## DATA FOR THIS EXERCISE:
####################
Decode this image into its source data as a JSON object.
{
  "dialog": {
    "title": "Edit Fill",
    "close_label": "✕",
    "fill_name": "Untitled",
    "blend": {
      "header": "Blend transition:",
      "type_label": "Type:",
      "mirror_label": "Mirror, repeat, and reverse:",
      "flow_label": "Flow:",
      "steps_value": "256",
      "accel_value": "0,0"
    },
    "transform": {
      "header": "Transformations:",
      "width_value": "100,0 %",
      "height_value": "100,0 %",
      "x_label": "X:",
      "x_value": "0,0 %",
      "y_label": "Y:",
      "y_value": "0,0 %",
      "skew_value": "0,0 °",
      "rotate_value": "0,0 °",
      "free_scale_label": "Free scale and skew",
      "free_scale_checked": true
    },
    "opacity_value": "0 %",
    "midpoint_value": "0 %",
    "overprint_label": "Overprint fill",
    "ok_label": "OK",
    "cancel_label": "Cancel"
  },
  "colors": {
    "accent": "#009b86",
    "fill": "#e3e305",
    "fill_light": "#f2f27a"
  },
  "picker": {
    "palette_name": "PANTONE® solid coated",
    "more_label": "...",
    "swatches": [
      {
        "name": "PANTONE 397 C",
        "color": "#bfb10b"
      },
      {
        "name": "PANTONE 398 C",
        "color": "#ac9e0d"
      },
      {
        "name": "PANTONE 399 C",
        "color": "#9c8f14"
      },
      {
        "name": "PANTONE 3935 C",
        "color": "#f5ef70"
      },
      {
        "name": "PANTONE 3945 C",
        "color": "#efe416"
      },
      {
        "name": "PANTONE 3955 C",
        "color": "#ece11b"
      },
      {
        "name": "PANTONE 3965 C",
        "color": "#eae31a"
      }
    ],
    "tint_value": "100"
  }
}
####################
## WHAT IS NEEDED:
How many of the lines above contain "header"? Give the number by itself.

## EXPECTED ANSWER:
2